Monday, May 31, 2010
On our second attempt Fred Martin and I made the Gulf crossing today from Carrabelle, FL to Clearwater, a distance of over 150 miles. We tried Sunday morning but seas were too high. We had waves coming under the front gate of the boat and could only make about 5 mph so would not have reached even a 70-mile intermediate position at Steinhatchee. The trip today was grueling due to getting underway at 6:00 AM and the nature of constant wind, sun and pounding from the waves. The bimini supports temporarily failed and we traveled the remainder of the day in the sun. We were at least 20 miles offshore most the time. I almost misjudged the fuel consumption and we had to stop in Tarpon Springs, a short distance north of Clearwater, to gas up. That was after we emptied my two, 6-gallon, government-mandated gas cans. Don't buy these cans if you can avoid it - they make life more dangerous, not safer. It has to do with a spring loaded cap that must continually be pressed while emptying the can. Try that leaning over the side of a boat in the Gulf with waves rocking the boat and gnats swarming on you. Sounds like the work of another bureaucrat with too much time on his hands and not much life experience. After fueling we then spent the better part of two hours looking for a marina and hotel. A long but satisfying day; not sure I could have done the crossing without Fred's help. Wonder if a pontoon boat ever made this crossing?

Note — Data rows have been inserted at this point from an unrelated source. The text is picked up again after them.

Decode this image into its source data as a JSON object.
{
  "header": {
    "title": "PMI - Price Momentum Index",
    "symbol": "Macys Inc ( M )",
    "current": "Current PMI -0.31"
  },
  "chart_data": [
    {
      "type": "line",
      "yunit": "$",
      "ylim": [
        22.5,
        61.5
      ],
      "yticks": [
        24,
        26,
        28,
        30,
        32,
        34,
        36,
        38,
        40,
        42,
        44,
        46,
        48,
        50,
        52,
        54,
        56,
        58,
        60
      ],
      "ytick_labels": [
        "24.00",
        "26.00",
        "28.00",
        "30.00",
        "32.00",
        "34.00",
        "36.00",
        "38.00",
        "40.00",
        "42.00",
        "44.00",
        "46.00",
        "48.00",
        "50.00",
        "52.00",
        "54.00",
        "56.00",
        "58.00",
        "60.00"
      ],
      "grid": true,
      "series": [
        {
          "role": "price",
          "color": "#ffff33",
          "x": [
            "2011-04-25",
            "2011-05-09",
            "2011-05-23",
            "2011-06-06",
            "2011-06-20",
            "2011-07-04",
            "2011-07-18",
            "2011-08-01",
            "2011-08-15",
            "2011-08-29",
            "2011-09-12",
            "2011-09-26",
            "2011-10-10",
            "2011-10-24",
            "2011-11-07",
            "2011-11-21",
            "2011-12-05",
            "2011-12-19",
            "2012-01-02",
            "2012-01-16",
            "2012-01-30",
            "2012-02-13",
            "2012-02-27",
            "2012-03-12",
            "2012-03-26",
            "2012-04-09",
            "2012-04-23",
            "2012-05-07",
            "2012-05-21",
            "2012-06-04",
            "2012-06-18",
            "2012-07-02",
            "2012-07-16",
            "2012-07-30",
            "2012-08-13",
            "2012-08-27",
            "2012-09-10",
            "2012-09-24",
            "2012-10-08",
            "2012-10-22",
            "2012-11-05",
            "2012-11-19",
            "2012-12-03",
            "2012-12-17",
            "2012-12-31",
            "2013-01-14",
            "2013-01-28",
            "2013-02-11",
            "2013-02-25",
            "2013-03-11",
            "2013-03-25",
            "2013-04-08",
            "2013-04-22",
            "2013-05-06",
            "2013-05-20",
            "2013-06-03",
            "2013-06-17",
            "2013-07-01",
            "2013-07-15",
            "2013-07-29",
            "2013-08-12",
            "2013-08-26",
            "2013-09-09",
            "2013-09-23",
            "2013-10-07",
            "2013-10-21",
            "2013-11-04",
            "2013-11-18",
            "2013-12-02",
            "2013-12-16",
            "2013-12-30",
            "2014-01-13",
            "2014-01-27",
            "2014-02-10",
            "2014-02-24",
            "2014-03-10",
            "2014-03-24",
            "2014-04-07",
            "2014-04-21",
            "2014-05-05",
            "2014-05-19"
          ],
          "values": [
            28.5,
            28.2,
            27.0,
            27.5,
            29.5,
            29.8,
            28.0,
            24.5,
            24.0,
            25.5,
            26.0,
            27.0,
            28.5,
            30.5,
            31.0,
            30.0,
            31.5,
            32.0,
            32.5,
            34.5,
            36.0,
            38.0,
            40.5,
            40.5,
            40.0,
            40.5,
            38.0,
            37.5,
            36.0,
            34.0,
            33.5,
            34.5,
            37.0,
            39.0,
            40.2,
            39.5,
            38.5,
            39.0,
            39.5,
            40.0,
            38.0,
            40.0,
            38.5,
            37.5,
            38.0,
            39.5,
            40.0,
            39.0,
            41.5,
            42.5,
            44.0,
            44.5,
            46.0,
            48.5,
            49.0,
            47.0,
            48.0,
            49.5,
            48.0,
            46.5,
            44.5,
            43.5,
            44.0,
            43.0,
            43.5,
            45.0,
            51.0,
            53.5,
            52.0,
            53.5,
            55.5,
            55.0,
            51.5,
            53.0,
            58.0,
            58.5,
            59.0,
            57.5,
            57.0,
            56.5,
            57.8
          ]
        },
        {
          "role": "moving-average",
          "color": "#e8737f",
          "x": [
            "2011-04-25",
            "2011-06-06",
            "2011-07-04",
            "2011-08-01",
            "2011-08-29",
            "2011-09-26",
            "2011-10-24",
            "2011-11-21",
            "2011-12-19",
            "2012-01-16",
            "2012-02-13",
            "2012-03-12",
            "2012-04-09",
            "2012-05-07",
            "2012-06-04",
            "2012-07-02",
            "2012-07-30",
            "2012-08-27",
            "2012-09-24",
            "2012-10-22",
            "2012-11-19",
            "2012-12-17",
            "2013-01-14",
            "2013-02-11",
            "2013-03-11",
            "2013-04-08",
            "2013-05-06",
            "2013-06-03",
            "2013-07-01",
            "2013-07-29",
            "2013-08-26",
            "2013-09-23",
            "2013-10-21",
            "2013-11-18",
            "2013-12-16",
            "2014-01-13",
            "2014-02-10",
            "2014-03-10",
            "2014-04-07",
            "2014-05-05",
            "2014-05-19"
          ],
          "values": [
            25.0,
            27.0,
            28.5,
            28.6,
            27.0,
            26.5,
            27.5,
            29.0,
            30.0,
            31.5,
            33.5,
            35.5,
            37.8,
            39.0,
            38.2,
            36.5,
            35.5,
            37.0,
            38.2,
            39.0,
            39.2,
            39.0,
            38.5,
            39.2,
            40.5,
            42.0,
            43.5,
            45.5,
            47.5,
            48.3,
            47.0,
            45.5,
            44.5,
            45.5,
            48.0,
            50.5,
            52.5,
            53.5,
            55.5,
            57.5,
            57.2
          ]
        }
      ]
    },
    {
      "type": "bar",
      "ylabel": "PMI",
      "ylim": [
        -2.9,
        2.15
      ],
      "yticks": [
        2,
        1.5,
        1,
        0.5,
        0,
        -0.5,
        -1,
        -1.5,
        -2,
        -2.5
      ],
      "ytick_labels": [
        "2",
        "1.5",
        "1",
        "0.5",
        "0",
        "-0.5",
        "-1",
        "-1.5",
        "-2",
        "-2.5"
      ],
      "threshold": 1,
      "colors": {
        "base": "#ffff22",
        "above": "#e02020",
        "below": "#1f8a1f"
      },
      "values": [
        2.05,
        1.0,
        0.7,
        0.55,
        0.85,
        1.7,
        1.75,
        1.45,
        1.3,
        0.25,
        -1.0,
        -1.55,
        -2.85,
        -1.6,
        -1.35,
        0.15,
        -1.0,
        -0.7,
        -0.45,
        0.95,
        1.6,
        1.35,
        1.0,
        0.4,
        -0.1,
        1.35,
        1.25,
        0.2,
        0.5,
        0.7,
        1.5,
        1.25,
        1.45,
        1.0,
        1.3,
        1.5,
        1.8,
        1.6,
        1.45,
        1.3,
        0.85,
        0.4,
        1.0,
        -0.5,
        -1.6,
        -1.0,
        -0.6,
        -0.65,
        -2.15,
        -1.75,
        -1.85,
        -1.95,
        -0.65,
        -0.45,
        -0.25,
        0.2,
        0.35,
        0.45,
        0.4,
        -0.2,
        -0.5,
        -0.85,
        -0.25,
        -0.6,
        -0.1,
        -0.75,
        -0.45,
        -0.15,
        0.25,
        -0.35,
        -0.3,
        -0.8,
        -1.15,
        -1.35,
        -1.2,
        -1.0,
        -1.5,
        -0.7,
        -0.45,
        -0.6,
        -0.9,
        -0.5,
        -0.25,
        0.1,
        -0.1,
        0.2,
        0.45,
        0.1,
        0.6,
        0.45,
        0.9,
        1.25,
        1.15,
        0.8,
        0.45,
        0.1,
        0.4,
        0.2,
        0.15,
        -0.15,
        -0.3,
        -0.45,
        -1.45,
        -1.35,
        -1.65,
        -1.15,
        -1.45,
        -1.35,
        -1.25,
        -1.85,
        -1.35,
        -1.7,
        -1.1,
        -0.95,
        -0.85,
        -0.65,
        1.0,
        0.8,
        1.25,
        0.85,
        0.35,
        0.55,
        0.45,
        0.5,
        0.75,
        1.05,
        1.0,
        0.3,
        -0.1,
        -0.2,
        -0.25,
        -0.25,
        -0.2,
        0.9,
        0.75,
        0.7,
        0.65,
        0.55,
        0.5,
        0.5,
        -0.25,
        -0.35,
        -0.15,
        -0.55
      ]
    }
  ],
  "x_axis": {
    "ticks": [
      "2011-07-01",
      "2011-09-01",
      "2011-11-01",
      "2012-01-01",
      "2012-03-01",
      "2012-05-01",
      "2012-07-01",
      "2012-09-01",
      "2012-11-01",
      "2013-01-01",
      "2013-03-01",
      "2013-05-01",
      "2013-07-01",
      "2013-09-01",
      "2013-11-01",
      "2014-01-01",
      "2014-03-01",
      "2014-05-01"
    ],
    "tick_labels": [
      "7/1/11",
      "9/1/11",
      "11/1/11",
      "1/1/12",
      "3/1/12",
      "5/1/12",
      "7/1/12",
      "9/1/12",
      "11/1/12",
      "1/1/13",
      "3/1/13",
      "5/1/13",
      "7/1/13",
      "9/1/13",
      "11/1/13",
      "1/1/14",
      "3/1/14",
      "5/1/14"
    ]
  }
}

Carrabelle is an interesting town of 1,500. A former prison guard who is in charge of the marina, saved us after we arrived from Panama City on Friday [Memorial Day weekend] and couldn't find lodging. Via his co-worker's sister-in-law we had a nice place to stay Friday night and last night a room at the marina motel close to the boat for an early start.
I was talking to a local resident at the boat dock and he said there used to be a T-shirt going around with the words, "Carrabelle, a Nice Little Drinking Village with a Fishing Problem.” Yes, there is an obsession with fishing in these parts.
Am sorry to see Fred leave tomorrow as his companionship for the past 3 days has been a break from the solo days. His boating expertise and sage advice are going to prove very helpful for the remainder of my trip. Hopefully he can join me again later.
Photo: Lyn taken by Fred. A picture of Fred will appear in the next posting